Saved data entries
- - - - - - -
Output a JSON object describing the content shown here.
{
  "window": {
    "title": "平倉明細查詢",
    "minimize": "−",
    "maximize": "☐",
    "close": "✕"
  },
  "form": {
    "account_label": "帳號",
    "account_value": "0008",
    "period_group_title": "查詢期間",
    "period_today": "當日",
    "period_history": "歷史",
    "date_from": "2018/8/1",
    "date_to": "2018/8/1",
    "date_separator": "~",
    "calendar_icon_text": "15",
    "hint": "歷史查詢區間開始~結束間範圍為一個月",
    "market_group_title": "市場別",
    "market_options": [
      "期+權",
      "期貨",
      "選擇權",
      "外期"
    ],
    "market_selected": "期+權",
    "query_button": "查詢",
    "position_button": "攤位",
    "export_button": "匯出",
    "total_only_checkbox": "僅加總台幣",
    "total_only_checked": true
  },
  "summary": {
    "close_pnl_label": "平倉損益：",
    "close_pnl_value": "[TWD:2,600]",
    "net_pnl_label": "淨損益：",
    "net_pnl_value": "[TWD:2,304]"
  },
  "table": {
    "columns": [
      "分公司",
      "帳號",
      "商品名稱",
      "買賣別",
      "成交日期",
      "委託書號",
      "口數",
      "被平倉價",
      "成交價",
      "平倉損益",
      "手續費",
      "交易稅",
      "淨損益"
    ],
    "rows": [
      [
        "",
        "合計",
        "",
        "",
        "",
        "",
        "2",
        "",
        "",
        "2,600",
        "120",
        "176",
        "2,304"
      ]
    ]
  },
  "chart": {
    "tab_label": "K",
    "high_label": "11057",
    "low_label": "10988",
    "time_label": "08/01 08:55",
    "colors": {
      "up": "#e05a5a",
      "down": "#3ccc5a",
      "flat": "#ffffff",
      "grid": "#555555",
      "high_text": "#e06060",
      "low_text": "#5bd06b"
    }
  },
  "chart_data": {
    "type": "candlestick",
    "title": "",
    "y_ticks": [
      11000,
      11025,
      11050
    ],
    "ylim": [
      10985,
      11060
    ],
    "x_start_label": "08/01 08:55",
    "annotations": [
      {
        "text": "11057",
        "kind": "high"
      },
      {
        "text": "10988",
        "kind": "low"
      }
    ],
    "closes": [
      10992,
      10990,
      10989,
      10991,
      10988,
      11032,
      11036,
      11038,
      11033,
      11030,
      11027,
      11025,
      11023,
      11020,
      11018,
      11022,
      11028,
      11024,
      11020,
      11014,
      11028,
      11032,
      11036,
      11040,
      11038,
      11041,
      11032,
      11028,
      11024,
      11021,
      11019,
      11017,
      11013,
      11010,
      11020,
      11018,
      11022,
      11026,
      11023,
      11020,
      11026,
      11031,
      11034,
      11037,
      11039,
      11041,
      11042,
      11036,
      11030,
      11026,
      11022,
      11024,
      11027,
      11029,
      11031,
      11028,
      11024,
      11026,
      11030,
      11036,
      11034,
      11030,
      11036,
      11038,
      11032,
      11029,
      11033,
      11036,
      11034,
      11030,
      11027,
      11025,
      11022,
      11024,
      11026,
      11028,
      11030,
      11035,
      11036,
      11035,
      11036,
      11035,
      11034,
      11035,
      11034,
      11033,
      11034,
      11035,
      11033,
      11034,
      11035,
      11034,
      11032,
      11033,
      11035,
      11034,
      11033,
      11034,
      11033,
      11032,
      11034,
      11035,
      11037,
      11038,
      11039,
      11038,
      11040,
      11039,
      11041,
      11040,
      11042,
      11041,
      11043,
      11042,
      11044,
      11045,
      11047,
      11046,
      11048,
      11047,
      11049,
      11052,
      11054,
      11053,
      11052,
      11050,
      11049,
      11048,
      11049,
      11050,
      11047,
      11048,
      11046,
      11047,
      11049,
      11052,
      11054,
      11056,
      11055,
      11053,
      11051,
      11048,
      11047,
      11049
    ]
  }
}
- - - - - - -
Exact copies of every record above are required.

Reply to the exercise
Output a JSON object describing the content shown here.
{
  "window": {
    "title": "平倉明細查詢",
    "minimize": "−",
    "maximize": "☐",
    "close": "✕"
  },
  "form": {
    "account_label": "帳號",
    "account_value": "0008",
    "period_group_title": "查詢期間",
    "period_today": "當日",
    "period_history": "歷史",
    "date_from": "2018/8/1",
    "date_to": "2018/8/1",
    "date_separator": "~",
    "calendar_icon_text": "15",
    "hint": "歷史查詢區間開始~結束間範圍為一個月",
    "market_group_title": "市場別",
    "market_options": [
      "期+權",
      "期貨",
      "選擇權",
      "外期"
    ],
    "market_selected": "期+權",
    "query_button": "查詢",
    "position_button": "攤位",
    "export_button": "匯出",
    "total_only_checkbox": "僅加總台幣",
    "total_only_checked": true
  },
  "summary": {
    "close_pnl_label": "平倉損益：",
    "close_pnl_value": "[TWD:2,600]",
    "net_pnl_label": "淨損益：",
    "net_pnl_value": "[TWD:2,304]"
  },
  "table": {
    "columns": [
      "分公司",
      "帳號",
      "商品名稱",
      "買賣別",
      "成交日期",
      "委託書號",
      "口數",
      "被平倉價",
      "成交價",
      "平倉損益",
      "手續費",
      "交易稅",
      "淨損益"
    ],
    "rows": [
      [
        "",
        "合計",
        "",
        "",
        "",
        "",
        "2",
        "",
        "",
        "2,600",
        "120",
        "176",
        "2,304"
      ]
    ]
  },
  "chart": {
    "tab_label": "K",
    "high_label": "11057",
    "low_label": "10988",
    "time_label": "08/01 08:55",
    "colors": {
      "up": "#e05a5a",
      "down": "#3ccc5a",
      "flat": "#ffffff",
      "grid": "#555555",
      "high_text": "#e06060",
      "low_text": "#5bd06b"
    }
  },
  "chart_data": {
    "type": "candlestick",
    "title": "",
    "y_ticks": [
      11000,
      11025,
      11050
    ],
    "ylim": [
      10985,
      11060
    ],
    "x_start_label": "08/01 08:55",
    "annotations": [
      {
        "text": "11057",
        "kind": "high"
      },
      {
        "text": "10988",
        "kind": "low"
      }
    ],
    "closes": [
      10992,
      10990,
      10989,
      10991,
      10988,
      11032,
      11036,
      11038,
      11033,
      11030,
      11027,
      11025,
      11023,
      11020,
      11018,
      11022,
      11028,
      11024,
      11020,
      11014,
      11028,
      11032,
      11036,
      11040,
      11038,
      11041,
      11032,
      11028,
      11024,
      11021,
      11019,
      11017,
      11013,
      11010,
      11020,
      11018,
      11022,
      11026,
      11023,
      11020,
      11026,
      11031,
      11034,
      11037,
      11039,
      11041,
      11042,
      11036,
      11030,
      11026,
      11022,
      11024,
      11027,
      11029,
      11031,
      11028,
      11024,
      11026,
      11030,
      11036,
      11034,
      11030,
      11036,
      11038,
      11032,
      11029,
      11033,
      11036,
      11034,
      11030,
      11027,
      11025,
      11022,
      11024,
      11026,
      11028,
      11030,
      11035,
      11036,
      11035,
      11036,
      11035,
      11034,
      11035,
      11034,
      11033,
      11034,
      11035,
      11033,
      11034,
      11035,
      11034,
      11032,
      11033,
      11035,
      11034,
      11033,
      11034,
      11033,
      11032,
      11034,
      11035,
      11037,
      11038,
      11039,
      11038,
      11040,
      11039,
      11041,
      11040,
      11042,
      11041,
      11043,
      11042,
      11044,
      11045,
      11047,
      11046,
      11048,
      11047,
      11049,
      11052,
      11054,
      11053,
      11052,
      11050,
      11049,
      11048,
      11049,
      11050,
      11047,
      11048,
      11046,
      11047,
      11049,
      11052,
      11054,
      11056,
      11055,
      11053,
      11051,
      11048,
      11047,
      11049
    ]
  }
}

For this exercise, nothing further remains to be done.